First Drive: Skoda Kodiaq
This is a huge car for Skoda. Tapping into the ever-flourishing SUV market, the Kodiaq aims to give consumers a large, spacious and comfortable vehicle - but for a much lower price than those found with more premium rivals.
What is it?
Skoda is breaking into a completely new segment. Well-known now for making reliable and well-priced cars, the Kodiaq comes as an extension of that ethos. With the decline of MPV and rise of SUV, it's a natural progression for the company – but it has to get it right first time if it hopes to succeed.
What's under the bonnet?
From launch the Kodiaq is available with two petrol engines, a 1.4-litre turbocharged unit producing 123bhp, and a 2.0-litre turbocharged option with 178bhp.
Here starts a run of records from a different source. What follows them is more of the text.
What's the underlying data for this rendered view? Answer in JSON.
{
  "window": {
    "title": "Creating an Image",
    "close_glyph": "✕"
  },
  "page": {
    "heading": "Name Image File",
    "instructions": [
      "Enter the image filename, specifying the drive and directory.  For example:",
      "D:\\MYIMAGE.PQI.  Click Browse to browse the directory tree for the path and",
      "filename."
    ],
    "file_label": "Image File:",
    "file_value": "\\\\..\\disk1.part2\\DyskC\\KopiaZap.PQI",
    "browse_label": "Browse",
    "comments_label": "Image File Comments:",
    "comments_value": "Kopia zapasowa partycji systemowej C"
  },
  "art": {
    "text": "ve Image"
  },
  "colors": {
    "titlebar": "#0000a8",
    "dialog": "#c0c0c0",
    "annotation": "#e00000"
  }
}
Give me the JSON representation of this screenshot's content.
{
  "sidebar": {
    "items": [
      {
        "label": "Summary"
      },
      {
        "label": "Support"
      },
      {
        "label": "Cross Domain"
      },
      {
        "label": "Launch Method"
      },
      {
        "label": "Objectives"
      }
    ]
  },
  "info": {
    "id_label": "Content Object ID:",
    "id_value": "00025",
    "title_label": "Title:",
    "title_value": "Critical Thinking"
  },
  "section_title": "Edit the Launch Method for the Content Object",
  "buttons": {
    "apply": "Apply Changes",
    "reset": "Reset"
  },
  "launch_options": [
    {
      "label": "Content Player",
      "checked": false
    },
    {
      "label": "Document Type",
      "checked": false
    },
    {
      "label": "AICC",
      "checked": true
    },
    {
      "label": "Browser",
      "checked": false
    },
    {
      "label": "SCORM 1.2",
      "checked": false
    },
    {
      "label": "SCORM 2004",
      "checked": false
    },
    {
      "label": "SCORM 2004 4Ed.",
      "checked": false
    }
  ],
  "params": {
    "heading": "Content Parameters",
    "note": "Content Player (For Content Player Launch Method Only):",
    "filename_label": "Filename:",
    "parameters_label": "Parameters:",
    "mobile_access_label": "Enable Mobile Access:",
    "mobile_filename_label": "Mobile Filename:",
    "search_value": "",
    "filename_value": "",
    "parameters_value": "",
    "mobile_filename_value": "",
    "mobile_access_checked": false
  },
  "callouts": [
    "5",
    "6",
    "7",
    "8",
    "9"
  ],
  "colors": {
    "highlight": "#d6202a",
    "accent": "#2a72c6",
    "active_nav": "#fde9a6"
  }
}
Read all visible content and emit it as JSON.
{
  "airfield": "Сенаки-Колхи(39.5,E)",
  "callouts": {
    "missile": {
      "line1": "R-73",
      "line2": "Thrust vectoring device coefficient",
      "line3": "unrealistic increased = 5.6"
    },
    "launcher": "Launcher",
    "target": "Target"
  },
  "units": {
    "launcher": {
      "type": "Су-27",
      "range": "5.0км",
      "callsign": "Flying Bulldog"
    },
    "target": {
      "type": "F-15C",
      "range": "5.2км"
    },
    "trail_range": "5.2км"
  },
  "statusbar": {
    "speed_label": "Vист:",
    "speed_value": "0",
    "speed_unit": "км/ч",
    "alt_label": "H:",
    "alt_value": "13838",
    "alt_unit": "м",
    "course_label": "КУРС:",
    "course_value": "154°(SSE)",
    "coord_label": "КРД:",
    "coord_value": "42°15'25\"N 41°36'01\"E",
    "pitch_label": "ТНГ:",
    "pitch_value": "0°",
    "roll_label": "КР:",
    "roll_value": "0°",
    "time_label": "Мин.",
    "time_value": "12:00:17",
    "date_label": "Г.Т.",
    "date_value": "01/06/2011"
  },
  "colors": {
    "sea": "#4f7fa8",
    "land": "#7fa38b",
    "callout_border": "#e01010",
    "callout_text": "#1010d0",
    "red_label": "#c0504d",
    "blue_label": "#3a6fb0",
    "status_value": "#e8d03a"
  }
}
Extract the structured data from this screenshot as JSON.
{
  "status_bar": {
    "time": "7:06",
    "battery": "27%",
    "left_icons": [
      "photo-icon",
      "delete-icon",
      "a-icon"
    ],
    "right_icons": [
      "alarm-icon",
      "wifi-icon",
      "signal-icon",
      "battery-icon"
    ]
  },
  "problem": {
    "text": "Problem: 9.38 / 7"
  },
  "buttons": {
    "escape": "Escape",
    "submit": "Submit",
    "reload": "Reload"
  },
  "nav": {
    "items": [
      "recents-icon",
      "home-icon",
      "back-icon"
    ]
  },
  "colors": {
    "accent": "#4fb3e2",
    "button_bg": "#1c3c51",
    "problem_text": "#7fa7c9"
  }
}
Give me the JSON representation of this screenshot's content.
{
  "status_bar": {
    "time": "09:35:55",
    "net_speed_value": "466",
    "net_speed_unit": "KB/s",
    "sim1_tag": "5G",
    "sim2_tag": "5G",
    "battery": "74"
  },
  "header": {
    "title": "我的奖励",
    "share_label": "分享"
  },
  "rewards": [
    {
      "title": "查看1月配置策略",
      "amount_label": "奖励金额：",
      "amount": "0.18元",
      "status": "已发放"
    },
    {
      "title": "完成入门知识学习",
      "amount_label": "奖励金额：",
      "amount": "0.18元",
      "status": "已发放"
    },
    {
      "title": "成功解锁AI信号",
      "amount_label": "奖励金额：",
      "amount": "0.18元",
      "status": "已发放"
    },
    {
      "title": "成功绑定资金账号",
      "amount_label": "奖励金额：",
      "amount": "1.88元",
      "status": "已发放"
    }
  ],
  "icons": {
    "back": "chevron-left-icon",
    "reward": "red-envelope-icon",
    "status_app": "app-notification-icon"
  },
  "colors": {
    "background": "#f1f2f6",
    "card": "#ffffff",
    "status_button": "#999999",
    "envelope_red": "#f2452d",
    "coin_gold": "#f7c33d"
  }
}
If you're looking for a diesel, there's also a 2.0-litre turbocharged unit that produces either 148bhp or 187bhp and will be the better choice for people who cover more annual miles. There's also the option of either a six-speed manual, six-speed DSG or seven-speed DSG gearbox. Plus, four-wheel drive can be specified on all powertrains, though you'll see a slight premium for this option.
What's the spec like?
Base-level S Kodiaqs get 17-inch alloy wheels, air conditioning and a leather multifunction steering wheel, plus DAB radio and smartphone connectivity but only available with the 1.4-litre petrol engine. It's not a bad deal with prices starting at £21,495. It's unsurprising as Skoda cars have always excelled at offering consumers quite a lot for their money. Middle-grade SE cars get 18-inch alloy wheels, cruise control and rear parking sensors. There's also an infotainment system controlled via an eight-inch display. Top-spec gets 19-inch alloys, Alcantara upholstery and full LED headlights.
What's it like to drive?
It can feel a little intimidating when you first get in – this a big car. However, once you're up and running, these reservations quickly disappear, as it's surprisingly nimble on weaving roads. The steering is quite light, which can make it feel a little nervous at high speeds, but you quickly get used to this. The advantage of such light steering is that the Kodiaq is a breeze to drive around town – although its size can sometimes be a hindrance.
The Kodiaq is one of the most attractive real-life prospects to come out of 2016. It's well priced, well specified and well finished, and that's a hard combination to ignore. Yes, it's not exceptionally exciting inside, but everything is put together well and feels like it's going to stand up to the kind of abuse that family life can bring to a car. Add to that a competitive entry price point, as well as a good range of engines and gearboxes, and you have a package that will really give its rivals a bit of a fright.
Model: Skoda Kodiaq
Price as tested: £27,045
Engine: 2.0-litre TDI
Max speed: 121mph
0-60mph: 9.7 seconds